(Materials provided begins)
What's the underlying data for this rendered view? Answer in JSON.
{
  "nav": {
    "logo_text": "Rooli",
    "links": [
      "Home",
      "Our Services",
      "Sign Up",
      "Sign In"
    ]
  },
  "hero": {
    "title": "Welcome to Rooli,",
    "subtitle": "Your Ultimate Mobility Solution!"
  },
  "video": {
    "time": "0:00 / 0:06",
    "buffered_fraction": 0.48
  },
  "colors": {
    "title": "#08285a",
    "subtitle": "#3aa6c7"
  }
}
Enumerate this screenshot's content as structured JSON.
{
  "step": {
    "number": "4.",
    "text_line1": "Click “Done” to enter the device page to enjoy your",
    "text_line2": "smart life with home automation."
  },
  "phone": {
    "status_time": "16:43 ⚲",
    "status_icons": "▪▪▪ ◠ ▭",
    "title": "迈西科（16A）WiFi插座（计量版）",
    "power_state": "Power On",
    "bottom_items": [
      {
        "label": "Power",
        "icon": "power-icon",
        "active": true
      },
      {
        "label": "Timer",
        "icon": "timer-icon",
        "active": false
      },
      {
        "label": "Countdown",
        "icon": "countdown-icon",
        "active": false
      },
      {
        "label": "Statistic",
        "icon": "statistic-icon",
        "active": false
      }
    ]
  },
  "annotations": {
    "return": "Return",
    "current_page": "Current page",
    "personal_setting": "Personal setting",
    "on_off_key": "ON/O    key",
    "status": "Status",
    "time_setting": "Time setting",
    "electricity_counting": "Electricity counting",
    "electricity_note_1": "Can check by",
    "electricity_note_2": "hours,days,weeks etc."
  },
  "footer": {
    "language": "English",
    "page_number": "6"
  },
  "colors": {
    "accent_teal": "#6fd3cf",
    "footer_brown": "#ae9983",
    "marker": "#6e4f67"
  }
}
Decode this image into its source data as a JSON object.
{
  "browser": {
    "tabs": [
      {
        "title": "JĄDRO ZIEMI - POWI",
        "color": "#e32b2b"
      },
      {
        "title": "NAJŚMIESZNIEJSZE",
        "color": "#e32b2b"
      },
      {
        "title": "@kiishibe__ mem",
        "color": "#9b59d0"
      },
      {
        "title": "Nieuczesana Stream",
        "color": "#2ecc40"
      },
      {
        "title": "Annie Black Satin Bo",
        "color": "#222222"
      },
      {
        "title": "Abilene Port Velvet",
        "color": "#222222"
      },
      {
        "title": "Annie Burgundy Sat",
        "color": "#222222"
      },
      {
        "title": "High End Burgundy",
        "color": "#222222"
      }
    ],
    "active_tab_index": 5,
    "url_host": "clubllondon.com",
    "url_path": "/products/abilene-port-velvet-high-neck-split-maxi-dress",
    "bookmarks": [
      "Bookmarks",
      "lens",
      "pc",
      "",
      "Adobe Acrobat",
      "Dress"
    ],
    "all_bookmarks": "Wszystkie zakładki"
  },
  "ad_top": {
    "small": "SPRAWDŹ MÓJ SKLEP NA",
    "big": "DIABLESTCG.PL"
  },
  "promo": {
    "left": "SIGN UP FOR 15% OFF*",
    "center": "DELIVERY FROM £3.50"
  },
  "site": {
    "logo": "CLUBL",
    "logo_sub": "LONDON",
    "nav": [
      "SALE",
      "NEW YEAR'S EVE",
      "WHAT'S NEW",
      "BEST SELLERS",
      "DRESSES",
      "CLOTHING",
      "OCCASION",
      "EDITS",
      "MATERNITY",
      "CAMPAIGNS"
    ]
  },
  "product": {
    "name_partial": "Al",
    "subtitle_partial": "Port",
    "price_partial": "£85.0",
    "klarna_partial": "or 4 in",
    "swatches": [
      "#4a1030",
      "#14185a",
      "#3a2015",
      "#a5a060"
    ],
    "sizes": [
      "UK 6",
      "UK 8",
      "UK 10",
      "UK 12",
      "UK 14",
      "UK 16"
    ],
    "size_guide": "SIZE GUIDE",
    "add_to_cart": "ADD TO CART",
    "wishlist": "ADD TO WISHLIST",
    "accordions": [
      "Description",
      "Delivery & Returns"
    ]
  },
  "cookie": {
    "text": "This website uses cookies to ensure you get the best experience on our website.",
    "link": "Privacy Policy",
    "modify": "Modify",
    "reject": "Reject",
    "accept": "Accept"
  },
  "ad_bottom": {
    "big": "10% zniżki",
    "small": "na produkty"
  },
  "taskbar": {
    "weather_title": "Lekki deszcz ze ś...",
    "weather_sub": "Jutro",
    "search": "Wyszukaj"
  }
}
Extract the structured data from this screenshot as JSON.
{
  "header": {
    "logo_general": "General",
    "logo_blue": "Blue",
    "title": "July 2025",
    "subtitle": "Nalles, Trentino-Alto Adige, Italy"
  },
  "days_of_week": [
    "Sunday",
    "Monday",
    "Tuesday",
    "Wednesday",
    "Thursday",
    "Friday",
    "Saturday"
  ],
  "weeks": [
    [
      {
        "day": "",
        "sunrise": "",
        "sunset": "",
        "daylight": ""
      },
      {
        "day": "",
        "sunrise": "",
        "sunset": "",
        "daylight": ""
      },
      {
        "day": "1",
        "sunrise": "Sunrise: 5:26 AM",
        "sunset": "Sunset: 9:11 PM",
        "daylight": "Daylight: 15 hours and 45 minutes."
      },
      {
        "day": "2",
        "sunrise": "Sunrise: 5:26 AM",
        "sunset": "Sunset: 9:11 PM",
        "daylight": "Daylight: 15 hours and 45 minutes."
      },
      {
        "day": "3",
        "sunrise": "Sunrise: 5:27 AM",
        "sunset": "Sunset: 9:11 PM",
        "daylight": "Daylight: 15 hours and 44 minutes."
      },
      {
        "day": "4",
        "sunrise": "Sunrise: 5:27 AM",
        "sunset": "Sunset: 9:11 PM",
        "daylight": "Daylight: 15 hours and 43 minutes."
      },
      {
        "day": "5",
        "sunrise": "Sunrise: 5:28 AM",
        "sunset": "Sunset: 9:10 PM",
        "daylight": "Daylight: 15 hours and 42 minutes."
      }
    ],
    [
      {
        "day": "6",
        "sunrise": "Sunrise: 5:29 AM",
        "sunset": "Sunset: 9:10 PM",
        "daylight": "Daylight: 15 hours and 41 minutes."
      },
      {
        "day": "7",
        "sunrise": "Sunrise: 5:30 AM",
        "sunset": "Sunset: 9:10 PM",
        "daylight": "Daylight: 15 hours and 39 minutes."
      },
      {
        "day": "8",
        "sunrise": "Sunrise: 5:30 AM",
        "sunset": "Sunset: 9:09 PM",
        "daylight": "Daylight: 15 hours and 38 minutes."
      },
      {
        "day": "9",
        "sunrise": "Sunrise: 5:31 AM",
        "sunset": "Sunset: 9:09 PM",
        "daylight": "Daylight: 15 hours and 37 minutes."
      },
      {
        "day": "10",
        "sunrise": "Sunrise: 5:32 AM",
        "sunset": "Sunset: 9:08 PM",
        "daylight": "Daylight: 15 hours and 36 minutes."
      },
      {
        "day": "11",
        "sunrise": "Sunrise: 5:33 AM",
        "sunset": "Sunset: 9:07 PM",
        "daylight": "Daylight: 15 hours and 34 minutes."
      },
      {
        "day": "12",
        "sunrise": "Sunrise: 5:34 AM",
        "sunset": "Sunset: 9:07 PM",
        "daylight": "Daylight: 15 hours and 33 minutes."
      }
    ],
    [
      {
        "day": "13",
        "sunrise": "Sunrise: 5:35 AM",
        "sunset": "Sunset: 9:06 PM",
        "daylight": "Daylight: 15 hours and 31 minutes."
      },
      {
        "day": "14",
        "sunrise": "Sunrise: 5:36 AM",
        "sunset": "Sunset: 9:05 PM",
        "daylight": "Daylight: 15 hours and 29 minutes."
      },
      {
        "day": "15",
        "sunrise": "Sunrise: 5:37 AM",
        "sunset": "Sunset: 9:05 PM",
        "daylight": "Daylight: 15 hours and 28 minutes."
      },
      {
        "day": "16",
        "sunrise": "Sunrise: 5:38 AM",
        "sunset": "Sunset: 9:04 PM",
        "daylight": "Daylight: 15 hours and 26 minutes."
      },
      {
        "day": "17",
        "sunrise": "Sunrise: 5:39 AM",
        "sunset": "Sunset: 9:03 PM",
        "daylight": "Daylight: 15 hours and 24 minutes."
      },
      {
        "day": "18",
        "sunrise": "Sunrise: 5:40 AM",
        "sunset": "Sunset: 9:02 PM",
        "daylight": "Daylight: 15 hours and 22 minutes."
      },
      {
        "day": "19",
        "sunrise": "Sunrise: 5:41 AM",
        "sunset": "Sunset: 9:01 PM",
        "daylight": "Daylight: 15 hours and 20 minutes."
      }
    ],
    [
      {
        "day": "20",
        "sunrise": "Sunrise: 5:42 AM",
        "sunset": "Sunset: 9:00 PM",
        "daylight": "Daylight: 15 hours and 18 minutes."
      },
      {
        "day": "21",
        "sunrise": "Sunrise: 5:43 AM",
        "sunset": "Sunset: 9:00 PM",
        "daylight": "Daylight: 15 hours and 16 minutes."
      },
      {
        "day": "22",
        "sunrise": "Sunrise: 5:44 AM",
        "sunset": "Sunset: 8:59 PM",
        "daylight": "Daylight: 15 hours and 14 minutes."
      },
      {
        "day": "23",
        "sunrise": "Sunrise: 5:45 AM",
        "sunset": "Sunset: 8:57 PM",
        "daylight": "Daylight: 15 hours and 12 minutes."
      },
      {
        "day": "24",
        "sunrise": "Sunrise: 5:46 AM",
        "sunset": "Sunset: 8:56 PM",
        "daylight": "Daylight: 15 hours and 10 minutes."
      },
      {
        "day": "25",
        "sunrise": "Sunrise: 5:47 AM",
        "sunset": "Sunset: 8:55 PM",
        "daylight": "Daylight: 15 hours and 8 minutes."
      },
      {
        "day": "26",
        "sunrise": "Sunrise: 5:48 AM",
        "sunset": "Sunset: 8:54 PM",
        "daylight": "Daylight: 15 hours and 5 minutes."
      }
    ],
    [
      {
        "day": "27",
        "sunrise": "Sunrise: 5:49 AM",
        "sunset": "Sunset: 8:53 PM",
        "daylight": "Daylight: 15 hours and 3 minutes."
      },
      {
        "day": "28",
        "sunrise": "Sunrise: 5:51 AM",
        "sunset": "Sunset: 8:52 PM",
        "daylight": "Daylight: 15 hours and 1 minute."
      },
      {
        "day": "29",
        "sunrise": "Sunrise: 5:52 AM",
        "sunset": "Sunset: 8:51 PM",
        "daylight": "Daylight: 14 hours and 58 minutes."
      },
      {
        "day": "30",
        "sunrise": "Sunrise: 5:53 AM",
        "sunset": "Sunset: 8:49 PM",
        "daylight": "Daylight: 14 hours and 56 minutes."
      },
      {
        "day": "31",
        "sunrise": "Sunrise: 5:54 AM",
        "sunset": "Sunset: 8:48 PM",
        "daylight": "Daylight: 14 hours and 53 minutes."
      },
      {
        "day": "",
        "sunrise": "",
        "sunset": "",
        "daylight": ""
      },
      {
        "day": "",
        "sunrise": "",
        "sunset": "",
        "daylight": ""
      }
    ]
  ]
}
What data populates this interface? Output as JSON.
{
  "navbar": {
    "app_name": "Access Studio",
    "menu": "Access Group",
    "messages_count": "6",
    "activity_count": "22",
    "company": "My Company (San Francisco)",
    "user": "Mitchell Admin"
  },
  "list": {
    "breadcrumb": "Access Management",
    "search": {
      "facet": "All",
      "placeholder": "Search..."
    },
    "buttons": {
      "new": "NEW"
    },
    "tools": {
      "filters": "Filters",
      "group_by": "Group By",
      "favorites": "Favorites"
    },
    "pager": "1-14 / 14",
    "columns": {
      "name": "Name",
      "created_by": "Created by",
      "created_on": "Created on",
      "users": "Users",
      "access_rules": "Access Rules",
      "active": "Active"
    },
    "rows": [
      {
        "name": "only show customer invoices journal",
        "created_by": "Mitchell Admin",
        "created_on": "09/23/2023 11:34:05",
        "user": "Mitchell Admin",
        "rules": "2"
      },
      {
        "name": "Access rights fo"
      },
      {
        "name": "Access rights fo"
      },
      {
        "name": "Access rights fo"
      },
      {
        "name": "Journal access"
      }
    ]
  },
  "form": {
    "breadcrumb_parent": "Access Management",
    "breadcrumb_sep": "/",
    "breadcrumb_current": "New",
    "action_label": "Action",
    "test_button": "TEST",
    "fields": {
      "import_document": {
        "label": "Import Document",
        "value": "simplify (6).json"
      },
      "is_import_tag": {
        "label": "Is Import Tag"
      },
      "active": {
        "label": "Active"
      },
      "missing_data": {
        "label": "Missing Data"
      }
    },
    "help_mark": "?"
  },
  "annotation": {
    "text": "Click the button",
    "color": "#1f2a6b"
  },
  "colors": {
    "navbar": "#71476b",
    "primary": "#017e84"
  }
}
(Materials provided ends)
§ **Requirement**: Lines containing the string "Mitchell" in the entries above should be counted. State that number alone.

§ **Result of the exercise**: 3